Aim of the task: Search the lines of the records for the word "string", and copy every line that has it.

(Stored entries)
▼▼▼
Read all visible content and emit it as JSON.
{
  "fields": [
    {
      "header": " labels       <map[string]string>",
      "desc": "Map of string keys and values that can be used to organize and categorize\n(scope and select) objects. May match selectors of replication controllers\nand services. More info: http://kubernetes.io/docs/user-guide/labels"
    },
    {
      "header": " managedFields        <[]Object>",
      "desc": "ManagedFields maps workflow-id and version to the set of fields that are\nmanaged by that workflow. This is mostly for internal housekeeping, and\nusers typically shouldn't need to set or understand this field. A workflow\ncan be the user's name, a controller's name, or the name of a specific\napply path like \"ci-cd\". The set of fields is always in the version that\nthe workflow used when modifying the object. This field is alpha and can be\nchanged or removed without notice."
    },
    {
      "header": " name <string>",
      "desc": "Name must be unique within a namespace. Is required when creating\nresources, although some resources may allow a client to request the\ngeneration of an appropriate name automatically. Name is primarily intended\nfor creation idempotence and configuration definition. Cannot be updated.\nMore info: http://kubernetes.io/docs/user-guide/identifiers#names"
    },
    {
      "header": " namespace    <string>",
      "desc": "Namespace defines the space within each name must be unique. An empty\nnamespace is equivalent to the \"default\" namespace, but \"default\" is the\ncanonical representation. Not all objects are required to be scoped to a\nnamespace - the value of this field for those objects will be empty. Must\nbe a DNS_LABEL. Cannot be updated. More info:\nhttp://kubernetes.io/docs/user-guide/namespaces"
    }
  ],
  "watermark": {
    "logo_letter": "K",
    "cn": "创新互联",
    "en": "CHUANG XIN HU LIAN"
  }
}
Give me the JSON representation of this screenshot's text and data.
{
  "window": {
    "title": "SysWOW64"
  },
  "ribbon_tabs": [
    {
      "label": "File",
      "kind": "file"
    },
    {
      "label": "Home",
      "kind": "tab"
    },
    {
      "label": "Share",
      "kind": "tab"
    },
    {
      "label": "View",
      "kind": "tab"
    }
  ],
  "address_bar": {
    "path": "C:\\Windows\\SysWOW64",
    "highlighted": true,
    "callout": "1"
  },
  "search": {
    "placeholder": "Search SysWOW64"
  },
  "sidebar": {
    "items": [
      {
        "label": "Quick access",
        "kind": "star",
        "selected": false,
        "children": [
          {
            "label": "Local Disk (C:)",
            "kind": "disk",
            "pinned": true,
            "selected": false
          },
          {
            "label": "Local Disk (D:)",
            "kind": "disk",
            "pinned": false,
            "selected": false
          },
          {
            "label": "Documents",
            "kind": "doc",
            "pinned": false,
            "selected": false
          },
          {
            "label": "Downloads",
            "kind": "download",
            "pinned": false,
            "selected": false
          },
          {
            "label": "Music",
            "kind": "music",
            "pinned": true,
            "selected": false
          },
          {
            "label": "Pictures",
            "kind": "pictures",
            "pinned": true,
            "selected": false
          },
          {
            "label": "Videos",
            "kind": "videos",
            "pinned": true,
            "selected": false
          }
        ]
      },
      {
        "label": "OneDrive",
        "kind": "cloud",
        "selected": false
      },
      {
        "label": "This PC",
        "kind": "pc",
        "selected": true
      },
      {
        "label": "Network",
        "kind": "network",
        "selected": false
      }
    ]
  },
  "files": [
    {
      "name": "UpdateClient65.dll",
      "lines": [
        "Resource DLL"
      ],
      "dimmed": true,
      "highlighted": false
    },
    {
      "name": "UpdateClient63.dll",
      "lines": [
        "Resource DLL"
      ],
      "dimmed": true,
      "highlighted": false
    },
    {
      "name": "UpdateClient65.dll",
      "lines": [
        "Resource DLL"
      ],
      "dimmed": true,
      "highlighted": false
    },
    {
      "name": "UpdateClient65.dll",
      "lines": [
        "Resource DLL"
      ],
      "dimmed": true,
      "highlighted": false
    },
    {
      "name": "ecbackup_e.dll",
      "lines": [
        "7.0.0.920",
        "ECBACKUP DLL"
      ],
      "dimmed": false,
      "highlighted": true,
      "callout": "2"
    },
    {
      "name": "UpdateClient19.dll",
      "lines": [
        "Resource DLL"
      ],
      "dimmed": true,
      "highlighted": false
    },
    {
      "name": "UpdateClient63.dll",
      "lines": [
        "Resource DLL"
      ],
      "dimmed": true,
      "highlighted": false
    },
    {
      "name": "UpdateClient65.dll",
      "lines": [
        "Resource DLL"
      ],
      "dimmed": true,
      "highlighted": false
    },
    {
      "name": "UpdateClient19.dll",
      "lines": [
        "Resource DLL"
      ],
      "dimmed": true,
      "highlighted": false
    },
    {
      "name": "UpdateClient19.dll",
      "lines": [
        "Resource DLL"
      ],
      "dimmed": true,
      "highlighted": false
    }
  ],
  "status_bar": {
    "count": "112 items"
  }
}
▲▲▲
Your response:
      "header": " labels       <map[string]string>",
      "desc": "Map of string keys and values that can be used to organize and categorize\n(scope and select) objects. May match selectors of replication controllers\nand services. More info: http://kubernetes.io/docs/user-guide/labels"
      "header": " name <string>",
      "header": " namespace    <string>",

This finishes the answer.